What you should do | Whenever a line below mentions the word "this", that line should be copied.

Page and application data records
=====

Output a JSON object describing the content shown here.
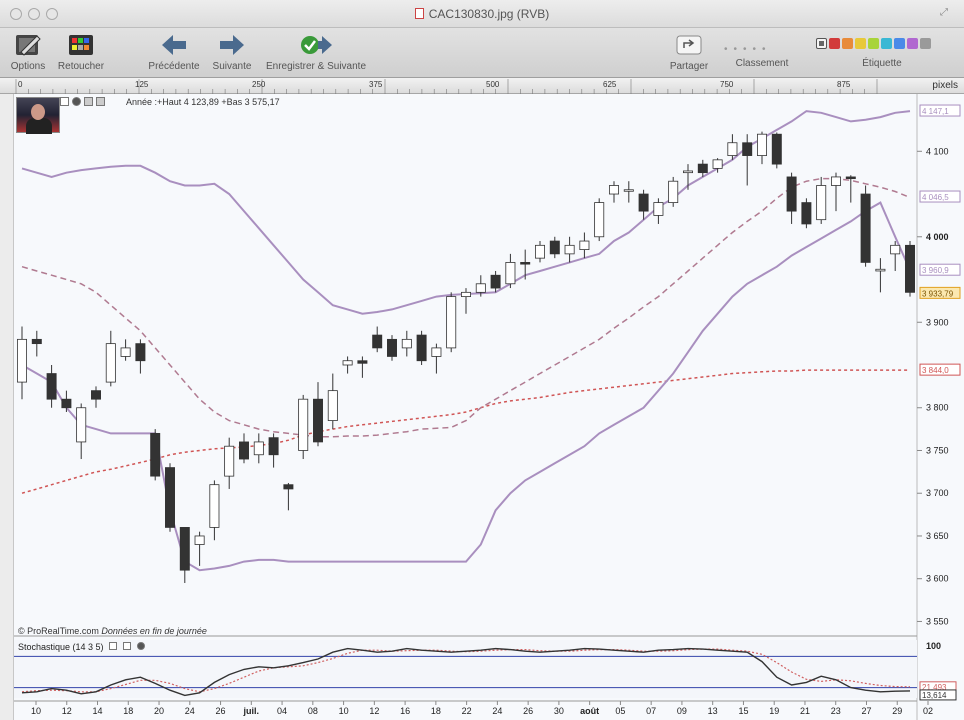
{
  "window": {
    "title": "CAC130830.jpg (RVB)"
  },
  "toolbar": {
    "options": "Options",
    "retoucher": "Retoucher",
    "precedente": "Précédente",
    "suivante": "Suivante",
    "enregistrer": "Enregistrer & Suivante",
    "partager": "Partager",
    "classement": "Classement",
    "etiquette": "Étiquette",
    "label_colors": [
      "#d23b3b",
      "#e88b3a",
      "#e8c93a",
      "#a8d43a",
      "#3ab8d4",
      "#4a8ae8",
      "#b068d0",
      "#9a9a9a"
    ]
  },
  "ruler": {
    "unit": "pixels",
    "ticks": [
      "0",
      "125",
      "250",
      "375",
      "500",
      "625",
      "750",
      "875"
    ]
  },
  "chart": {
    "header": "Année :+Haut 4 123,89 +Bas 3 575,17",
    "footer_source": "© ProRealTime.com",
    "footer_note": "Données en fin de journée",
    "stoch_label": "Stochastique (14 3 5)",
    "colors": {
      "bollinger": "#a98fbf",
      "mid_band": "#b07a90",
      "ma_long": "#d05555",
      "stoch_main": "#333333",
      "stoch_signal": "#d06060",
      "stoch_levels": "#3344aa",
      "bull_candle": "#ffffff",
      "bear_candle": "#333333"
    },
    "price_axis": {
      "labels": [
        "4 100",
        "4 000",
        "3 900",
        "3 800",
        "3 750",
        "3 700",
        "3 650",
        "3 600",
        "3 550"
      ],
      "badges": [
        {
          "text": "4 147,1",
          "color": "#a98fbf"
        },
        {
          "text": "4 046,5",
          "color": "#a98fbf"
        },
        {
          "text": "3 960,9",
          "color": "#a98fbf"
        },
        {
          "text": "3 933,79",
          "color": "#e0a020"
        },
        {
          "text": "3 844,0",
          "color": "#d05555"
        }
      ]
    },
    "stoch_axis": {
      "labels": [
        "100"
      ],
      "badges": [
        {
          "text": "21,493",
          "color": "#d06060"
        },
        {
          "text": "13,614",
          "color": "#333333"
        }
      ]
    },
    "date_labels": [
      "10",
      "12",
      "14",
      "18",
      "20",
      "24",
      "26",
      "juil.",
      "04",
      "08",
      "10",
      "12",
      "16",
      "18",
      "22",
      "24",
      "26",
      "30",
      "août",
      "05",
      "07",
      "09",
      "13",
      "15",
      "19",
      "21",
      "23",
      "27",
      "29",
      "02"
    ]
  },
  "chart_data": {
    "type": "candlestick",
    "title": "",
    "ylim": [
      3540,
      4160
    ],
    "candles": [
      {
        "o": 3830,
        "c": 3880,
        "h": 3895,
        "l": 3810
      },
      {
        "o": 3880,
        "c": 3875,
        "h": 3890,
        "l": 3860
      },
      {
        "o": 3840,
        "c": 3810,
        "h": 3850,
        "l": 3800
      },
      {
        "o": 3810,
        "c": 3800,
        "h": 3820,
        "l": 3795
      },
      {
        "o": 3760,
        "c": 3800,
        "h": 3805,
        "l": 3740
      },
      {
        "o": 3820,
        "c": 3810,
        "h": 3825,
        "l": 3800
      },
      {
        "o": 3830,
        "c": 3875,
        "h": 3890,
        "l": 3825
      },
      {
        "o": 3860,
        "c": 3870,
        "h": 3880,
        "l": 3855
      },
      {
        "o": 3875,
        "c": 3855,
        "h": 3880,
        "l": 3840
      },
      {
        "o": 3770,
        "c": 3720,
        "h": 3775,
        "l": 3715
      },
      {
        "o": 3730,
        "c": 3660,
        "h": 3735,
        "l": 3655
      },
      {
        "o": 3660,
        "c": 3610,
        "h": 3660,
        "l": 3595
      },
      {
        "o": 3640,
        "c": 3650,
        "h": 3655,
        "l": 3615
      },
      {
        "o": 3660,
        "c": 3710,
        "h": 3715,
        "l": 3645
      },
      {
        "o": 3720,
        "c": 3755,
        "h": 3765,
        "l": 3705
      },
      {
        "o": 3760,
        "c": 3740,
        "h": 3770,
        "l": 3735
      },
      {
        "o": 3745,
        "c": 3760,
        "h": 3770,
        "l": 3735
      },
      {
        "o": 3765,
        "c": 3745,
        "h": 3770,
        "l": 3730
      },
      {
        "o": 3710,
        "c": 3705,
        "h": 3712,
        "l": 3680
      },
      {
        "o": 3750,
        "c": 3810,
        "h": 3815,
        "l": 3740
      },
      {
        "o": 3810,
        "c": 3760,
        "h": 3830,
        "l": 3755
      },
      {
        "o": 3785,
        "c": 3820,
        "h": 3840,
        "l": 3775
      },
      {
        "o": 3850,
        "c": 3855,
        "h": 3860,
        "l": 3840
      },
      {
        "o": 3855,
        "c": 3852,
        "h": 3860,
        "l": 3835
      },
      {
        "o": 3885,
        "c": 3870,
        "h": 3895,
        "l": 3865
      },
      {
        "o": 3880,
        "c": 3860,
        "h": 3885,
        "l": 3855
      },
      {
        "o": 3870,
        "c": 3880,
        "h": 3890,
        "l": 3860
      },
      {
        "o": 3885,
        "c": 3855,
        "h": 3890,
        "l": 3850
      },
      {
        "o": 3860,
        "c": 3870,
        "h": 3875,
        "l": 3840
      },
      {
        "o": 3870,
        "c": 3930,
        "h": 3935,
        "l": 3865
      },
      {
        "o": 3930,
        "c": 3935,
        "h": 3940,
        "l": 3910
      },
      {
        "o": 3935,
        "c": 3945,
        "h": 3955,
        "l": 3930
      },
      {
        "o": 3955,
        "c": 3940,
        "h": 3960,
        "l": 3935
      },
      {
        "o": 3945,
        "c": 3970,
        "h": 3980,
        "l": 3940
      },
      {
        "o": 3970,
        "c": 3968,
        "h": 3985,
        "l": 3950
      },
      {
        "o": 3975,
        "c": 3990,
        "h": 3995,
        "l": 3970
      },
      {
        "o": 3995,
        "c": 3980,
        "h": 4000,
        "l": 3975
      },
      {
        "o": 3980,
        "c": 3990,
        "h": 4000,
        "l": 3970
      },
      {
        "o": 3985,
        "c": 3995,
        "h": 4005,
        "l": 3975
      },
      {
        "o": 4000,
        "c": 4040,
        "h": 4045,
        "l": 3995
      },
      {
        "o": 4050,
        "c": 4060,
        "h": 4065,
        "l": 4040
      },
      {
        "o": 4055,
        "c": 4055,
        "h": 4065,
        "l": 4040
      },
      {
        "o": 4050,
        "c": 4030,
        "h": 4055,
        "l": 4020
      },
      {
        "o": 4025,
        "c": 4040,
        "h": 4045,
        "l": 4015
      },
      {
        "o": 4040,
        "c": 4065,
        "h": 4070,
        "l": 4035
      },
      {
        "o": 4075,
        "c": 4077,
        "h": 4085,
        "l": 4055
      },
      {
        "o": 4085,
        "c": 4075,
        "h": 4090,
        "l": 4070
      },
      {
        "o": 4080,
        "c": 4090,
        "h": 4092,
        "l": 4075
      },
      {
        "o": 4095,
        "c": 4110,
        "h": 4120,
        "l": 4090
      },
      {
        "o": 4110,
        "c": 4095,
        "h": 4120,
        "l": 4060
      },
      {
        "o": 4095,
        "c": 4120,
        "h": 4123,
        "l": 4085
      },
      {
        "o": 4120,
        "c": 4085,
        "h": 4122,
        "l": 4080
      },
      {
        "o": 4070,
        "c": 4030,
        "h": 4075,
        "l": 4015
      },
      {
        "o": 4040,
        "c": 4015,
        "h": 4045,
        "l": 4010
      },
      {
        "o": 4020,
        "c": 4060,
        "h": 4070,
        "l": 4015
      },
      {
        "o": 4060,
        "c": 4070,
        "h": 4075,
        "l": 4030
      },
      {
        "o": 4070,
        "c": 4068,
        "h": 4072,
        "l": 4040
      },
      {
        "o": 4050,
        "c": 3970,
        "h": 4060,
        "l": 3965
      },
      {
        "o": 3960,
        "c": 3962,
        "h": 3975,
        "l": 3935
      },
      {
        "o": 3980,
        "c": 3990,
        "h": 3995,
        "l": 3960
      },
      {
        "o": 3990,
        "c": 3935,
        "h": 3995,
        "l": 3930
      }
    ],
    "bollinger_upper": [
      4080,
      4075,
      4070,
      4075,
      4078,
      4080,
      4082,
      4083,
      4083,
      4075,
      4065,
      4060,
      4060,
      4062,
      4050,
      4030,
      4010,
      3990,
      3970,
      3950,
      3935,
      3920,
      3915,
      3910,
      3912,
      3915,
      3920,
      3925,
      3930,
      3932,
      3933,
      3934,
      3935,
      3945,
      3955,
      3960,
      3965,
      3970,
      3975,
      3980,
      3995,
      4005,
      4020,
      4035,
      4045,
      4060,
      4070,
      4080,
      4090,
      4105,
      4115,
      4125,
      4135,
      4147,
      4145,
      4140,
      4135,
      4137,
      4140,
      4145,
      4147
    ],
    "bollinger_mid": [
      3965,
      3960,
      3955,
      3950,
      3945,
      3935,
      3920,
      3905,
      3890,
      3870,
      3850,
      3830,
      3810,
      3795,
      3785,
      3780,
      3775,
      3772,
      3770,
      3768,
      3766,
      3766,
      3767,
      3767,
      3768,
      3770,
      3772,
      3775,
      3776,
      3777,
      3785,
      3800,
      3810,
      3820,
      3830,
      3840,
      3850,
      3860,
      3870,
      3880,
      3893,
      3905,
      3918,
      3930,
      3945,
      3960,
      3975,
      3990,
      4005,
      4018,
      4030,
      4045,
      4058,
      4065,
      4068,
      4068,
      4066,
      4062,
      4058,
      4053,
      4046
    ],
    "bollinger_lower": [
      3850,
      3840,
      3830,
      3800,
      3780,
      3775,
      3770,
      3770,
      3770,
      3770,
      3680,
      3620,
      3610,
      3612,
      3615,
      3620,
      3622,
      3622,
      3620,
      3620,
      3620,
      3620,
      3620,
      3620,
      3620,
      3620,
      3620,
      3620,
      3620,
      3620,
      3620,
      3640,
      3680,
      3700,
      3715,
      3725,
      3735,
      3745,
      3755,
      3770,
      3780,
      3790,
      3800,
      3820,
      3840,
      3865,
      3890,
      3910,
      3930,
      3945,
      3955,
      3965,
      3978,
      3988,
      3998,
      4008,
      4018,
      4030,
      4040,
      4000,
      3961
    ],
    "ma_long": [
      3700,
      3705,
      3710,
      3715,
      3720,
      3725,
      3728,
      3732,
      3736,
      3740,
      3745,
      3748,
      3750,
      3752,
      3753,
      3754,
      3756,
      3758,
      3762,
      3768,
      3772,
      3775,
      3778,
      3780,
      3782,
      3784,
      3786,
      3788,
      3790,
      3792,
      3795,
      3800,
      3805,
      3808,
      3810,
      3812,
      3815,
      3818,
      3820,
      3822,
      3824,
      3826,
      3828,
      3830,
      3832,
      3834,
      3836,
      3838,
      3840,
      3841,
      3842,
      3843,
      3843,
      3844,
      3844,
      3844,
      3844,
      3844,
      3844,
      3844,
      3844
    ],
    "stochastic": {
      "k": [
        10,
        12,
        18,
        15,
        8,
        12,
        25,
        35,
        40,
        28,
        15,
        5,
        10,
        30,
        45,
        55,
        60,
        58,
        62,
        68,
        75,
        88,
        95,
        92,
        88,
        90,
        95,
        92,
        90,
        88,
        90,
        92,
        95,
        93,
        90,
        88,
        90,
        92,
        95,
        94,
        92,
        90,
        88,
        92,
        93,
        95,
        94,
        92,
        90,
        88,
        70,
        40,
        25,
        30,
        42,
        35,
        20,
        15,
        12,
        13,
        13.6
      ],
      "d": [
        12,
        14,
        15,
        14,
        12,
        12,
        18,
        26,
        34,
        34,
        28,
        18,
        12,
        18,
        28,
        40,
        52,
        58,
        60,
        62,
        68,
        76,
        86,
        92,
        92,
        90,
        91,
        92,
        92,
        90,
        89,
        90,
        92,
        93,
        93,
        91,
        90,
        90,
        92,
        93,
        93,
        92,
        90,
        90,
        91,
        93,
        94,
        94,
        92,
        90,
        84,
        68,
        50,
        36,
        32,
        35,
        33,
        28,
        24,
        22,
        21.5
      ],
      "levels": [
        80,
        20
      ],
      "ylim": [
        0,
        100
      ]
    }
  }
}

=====

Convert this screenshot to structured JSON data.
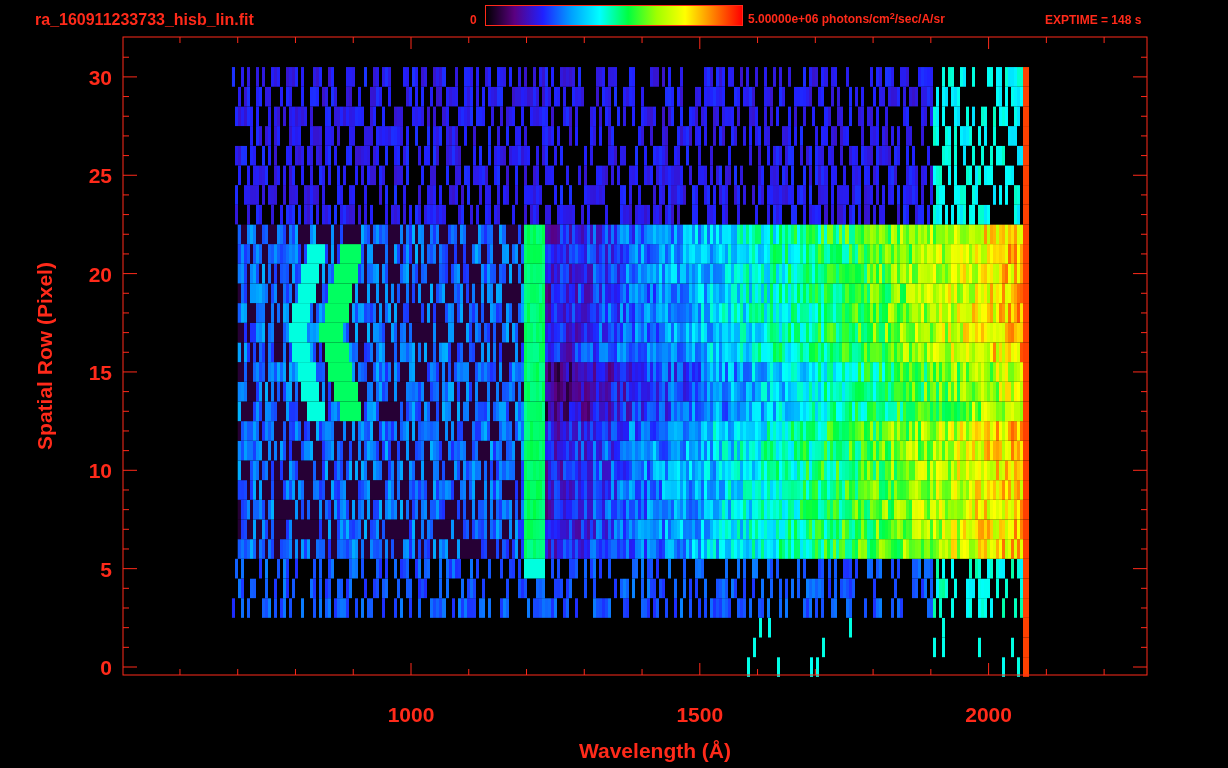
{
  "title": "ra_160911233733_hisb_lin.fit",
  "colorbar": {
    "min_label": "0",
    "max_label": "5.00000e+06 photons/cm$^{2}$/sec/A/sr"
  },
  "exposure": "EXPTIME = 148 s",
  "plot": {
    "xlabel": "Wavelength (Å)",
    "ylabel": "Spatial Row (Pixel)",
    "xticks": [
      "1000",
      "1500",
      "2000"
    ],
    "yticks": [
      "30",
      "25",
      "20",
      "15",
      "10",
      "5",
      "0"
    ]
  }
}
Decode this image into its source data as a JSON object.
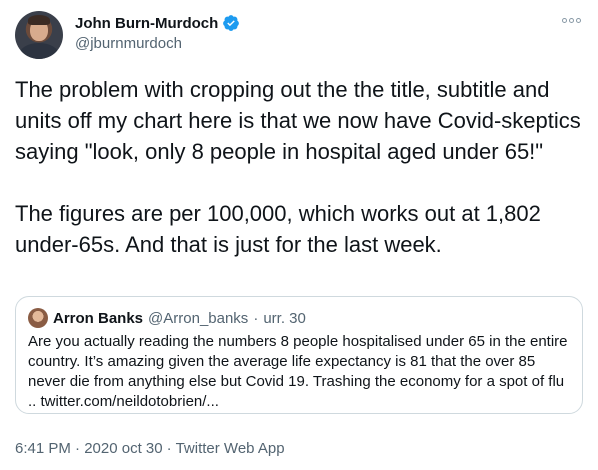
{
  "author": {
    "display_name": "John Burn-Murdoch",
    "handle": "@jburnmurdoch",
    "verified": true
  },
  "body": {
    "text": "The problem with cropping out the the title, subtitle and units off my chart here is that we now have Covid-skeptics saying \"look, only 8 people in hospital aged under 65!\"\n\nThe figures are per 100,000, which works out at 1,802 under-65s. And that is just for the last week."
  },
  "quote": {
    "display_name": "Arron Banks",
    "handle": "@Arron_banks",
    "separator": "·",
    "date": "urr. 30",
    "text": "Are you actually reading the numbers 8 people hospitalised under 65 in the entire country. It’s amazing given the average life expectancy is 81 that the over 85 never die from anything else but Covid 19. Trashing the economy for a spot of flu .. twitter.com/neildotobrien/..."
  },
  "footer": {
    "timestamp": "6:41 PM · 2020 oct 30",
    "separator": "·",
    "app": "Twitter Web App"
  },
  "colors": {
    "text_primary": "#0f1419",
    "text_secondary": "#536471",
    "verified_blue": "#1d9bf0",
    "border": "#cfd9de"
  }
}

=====

Written response |
Convert this screenshot to structured JSON data.
Decode this image into its source data as a JSON object.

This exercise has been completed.